(Dataset rows for apps and sites)
=-=-=

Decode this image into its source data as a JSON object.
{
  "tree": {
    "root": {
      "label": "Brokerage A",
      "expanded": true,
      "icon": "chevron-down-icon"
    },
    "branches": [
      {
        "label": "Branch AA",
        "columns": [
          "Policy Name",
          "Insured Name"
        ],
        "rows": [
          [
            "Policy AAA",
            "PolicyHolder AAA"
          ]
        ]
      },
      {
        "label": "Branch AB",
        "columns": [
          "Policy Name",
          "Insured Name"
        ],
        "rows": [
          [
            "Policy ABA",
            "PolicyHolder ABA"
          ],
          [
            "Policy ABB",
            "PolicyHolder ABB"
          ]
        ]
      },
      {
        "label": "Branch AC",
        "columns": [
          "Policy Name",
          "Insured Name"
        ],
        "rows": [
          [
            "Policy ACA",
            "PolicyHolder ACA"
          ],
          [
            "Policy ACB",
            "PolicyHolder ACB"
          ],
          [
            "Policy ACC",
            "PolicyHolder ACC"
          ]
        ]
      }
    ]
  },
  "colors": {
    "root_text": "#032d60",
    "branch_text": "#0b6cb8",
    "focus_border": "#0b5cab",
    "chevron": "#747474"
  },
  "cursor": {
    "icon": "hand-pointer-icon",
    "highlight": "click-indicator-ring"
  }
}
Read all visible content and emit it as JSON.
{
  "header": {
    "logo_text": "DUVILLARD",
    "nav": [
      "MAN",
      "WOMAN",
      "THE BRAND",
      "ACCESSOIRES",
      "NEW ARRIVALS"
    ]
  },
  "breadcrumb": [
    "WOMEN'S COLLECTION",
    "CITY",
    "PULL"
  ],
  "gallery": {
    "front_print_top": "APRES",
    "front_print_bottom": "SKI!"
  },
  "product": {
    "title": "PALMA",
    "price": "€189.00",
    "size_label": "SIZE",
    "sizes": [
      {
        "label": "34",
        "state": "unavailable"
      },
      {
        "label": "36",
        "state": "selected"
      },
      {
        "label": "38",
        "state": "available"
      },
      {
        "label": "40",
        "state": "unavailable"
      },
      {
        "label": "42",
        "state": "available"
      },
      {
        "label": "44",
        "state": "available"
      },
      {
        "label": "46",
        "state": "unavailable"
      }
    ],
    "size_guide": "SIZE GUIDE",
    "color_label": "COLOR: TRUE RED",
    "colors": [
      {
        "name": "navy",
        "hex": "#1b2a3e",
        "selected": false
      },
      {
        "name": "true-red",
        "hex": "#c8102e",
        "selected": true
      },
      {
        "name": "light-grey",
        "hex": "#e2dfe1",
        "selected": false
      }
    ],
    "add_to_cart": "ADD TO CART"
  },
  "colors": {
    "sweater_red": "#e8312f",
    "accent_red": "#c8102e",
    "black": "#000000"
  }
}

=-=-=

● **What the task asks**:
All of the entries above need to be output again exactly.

● **Written answer**:
Decode this image into its source data as a JSON object.
{
  "tree": {
    "root": {
      "label": "Brokerage A",
      "expanded": true,
      "icon": "chevron-down-icon"
    },
    "branches": [
      {
        "label": "Branch AA",
        "columns": [
          "Policy Name",
          "Insured Name"
        ],
        "rows": [
          [
            "Policy AAA",
            "PolicyHolder AAA"
          ]
        ]
      },
      {
        "label": "Branch AB",
        "columns": [
          "Policy Name",
          "Insured Name"
        ],
        "rows": [
          [
            "Policy ABA",
            "PolicyHolder ABA"
          ],
          [
            "Policy ABB",
            "PolicyHolder ABB"
          ]
        ]
      },
      {
        "label": "Branch AC",
        "columns": [
          "Policy Name",
          "Insured Name"
        ],
        "rows": [
          [
            "Policy ACA",
            "PolicyHolder ACA"
          ],
          [
            "Policy ACB",
            "PolicyHolder ACB"
          ],
          [
            "Policy ACC",
            "PolicyHolder ACC"
          ]
        ]
      }
    ]
  },
  "colors": {
    "root_text": "#032d60",
    "branch_text": "#0b6cb8",
    "focus_border": "#0b5cab",
    "chevron": "#747474"
  },
  "cursor": {
    "icon": "hand-pointer-icon",
    "highlight": "click-indicator-ring"
  }
}
Read all visible content and emit it as JSON.
{
  "header": {
    "logo_text": "DUVILLARD",
    "nav": [
      "MAN",
      "WOMAN",
      "THE BRAND",
      "ACCESSOIRES",
      "NEW ARRIVALS"
    ]
  },
  "breadcrumb": [
    "WOMEN'S COLLECTION",
    "CITY",
    "PULL"
  ],
  "gallery": {
    "front_print_top": "APRES",
    "front_print_bottom": "SKI!"
  },
  "product": {
    "title": "PALMA",
    "price": "€189.00",
    "size_label": "SIZE",
    "sizes": [
      {
        "label": "34",
        "state": "unavailable"
      },
      {
        "label": "36",
        "state": "selected"
      },
      {
        "label": "38",
        "state": "available"
      },
      {
        "label": "40",
        "state": "unavailable"
      },
      {
        "label": "42",
        "state": "available"
      },
      {
        "label": "44",
        "state": "available"
      },
      {
        "label": "46",
        "state": "unavailable"
      }
    ],
    "size_guide": "SIZE GUIDE",
    "color_label": "COLOR: TRUE RED",
    "colors": [
      {
        "name": "navy",
        "hex": "#1b2a3e",
        "selected": false
      },
      {
        "name": "true-red",
        "hex": "#c8102e",
        "selected": true
      },
      {
        "name": "light-grey",
        "hex": "#e2dfe1",
        "selected": false
      }
    ],
    "add_to_cart": "ADD TO CART"
  },
  "colors": {
    "sweater_red": "#e8312f",
    "accent_red": "#c8102e",
    "black": "#000000"
  }
}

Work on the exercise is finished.